Over the years we have been involved in the implementation of many Instructional Improvement Systems (IIS). The objective of these systems is to produce solid instructional decisions that when implemented provide more effective teaching practices throughout a school or district.
These systems have been both a source and a user of the analytical data stored by our longitudinal data systems. I would like to share what we have seen that has worked as well as approaches that have been less successful.
When supplied with accurate and detailed data, IIS present teachers with recommendations for specific lesson plans for individual students and groups of students. While these systems may make excellent recommendations, we have found that the application of these systems in the classroom is frequently unsuccessful. One of the major reasons is because many Instructional Systems are designed as a “black box.” Data is inserted into the system and recommendations are made with little explanation. Teachers have shared with us that typical Instructional Improvement Systems are too rigid, provide too few choices to choose from (lessons, timing, etc) and provide little wiggle room for the teacher to implement the prescribed recommendations for the individual and/or group of students.
We believe that it is critical to engage teachers in the decision process with a transparent solution that is supported by the data.

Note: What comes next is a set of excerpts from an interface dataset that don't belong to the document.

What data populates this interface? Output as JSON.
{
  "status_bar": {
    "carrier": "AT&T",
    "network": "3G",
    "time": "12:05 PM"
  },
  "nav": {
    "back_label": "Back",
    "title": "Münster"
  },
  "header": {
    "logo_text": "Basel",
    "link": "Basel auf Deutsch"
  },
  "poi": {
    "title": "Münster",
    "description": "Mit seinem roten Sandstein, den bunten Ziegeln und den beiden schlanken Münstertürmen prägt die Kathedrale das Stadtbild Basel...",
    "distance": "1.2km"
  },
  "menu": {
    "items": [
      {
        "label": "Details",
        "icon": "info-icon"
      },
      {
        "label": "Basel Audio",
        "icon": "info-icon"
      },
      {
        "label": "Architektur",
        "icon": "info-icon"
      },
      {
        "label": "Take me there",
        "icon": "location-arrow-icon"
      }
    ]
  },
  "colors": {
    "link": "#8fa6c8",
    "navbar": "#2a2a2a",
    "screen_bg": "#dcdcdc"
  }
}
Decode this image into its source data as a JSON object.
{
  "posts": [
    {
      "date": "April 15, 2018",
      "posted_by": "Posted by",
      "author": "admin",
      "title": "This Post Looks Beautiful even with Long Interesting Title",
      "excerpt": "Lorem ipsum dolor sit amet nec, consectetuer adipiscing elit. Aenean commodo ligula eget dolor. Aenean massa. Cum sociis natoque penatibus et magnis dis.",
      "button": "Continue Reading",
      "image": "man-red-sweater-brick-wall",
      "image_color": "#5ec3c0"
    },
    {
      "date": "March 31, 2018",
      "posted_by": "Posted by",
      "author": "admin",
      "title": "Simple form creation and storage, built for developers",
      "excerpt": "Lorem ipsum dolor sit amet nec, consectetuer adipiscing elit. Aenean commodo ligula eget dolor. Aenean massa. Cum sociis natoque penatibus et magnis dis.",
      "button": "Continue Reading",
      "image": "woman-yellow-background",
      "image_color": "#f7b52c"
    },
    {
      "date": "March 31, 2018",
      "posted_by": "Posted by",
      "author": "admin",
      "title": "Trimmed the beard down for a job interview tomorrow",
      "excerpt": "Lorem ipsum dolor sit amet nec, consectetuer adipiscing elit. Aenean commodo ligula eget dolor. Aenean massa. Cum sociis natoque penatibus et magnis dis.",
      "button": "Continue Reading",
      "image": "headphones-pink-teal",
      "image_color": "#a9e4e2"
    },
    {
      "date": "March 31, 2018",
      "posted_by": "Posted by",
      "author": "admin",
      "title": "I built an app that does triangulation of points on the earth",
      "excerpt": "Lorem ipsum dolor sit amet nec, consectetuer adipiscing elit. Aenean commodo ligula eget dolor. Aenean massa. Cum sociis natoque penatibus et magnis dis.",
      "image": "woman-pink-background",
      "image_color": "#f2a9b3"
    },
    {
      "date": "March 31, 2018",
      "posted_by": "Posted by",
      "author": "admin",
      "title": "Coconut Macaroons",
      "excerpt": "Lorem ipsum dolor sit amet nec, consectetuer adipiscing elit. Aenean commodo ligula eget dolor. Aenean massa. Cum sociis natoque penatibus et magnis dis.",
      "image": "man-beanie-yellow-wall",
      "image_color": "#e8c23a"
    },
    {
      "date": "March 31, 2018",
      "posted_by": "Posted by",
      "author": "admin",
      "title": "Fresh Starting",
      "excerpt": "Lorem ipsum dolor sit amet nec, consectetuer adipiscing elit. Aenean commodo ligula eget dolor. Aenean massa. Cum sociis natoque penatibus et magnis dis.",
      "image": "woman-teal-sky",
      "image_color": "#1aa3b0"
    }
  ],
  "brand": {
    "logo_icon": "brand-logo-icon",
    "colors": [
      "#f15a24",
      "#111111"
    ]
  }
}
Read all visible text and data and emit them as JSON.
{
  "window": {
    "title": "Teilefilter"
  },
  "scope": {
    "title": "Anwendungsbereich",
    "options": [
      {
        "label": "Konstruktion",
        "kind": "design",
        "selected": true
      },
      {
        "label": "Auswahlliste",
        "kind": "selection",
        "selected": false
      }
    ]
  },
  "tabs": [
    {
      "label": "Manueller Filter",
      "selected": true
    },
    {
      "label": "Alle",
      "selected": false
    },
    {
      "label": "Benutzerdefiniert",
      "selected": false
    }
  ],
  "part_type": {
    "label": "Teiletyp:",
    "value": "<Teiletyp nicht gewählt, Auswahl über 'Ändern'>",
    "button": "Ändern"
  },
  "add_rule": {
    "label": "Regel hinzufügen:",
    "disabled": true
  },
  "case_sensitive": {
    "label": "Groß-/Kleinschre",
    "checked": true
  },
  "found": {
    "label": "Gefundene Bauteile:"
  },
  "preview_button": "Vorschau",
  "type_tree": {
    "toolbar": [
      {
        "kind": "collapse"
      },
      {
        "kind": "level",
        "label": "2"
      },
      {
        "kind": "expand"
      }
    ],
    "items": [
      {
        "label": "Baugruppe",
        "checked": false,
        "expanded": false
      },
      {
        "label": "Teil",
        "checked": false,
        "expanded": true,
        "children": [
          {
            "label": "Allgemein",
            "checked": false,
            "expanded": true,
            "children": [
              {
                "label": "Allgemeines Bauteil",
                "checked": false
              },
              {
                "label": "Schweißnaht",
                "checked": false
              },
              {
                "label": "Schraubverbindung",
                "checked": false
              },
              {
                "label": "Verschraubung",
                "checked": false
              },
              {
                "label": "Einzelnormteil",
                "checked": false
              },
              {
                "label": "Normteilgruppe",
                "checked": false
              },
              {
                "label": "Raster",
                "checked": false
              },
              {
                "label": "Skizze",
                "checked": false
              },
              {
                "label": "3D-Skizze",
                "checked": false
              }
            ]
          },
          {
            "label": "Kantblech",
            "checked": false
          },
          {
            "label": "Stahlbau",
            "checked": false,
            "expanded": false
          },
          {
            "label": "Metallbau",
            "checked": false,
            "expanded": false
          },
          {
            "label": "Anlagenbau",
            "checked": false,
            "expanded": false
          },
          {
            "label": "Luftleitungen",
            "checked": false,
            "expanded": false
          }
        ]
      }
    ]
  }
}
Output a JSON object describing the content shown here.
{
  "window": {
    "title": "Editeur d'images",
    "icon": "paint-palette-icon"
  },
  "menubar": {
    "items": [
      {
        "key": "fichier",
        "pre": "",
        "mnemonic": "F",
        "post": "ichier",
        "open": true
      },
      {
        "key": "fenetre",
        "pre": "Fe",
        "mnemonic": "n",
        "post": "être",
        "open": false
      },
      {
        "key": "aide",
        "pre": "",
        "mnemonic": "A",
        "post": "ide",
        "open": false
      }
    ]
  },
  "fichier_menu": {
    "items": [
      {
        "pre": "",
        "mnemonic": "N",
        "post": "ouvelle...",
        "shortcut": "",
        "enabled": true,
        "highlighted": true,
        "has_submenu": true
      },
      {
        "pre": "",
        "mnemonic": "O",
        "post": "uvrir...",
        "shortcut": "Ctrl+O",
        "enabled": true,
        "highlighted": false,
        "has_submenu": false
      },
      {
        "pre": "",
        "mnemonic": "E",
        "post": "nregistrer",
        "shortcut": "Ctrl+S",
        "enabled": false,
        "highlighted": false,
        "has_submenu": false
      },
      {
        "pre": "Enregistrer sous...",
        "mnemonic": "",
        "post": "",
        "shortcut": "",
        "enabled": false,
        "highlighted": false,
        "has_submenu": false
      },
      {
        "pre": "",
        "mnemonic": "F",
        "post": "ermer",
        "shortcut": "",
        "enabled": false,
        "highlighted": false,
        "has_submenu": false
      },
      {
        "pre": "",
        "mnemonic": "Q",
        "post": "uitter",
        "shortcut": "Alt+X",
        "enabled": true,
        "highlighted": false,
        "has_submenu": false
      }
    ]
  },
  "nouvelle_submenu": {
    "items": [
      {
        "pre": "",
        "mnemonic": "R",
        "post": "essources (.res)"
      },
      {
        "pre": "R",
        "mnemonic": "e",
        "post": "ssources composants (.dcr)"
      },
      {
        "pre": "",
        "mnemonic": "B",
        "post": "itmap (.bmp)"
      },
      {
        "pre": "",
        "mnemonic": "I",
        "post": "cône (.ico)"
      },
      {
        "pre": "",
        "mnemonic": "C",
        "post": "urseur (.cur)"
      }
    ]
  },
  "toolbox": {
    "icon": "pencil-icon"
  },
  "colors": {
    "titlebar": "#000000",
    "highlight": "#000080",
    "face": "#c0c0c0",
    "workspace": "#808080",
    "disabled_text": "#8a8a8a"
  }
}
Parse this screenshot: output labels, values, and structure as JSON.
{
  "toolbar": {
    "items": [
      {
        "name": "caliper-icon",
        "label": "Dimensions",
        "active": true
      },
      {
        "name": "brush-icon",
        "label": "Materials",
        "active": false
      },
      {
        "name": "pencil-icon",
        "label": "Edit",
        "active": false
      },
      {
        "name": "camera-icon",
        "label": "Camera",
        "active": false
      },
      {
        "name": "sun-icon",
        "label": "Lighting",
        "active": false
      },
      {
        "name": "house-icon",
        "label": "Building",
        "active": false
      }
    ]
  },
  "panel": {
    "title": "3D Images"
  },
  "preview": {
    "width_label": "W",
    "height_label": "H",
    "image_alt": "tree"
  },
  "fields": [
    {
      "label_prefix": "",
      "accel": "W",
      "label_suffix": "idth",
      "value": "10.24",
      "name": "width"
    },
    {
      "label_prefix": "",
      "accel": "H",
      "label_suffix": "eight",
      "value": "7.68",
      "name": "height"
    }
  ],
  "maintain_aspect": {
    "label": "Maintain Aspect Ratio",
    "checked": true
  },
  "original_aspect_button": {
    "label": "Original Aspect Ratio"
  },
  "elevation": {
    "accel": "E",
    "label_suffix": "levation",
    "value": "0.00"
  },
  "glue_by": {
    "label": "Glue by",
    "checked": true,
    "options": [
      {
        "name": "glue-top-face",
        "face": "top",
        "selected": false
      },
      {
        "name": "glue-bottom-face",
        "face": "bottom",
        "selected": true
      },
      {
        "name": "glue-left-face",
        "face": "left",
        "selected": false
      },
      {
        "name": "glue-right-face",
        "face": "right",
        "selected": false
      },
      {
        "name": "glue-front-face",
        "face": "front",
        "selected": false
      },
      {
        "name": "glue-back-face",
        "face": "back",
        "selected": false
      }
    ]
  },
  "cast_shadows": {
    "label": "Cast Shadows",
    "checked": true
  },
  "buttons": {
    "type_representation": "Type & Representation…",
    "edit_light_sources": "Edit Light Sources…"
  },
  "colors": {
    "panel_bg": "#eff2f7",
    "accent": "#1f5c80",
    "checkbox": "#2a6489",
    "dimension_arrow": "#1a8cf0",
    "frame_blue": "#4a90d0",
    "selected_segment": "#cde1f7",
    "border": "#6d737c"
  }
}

We also believe that it is critical that recommendations provide visibility to measured results.
The most successful IIS provide both meaningful data, as well as multiple choices for the teacher. Interestingly, some of the most successful systems in the past were home grown and were substantially less sophisticated than some that failed, but were still accepted because they engaged the teachers and made them an integral part of the decision process.
As the education market shifts towards personalization and data becomes more prevalent within daily decision making, one of the questions becomes: what is the validity of IIS and what is their impact in the long run? Do IIS improve the learning results of students? At this point, we don’t have any clear conclusions; however it is clear that a system that engages teachers in the decision process with both meaningful data and choice results in teachers being more receptive. This leads me to hypothesize that an IIS that informs the teacher and allows the teacher to make decisions will improve faster than systems that rely on black box algorithms.
I look forward to sharing more about this trend as we engage with both teachers and parents and dig further into the billions of records of data we are accumulating.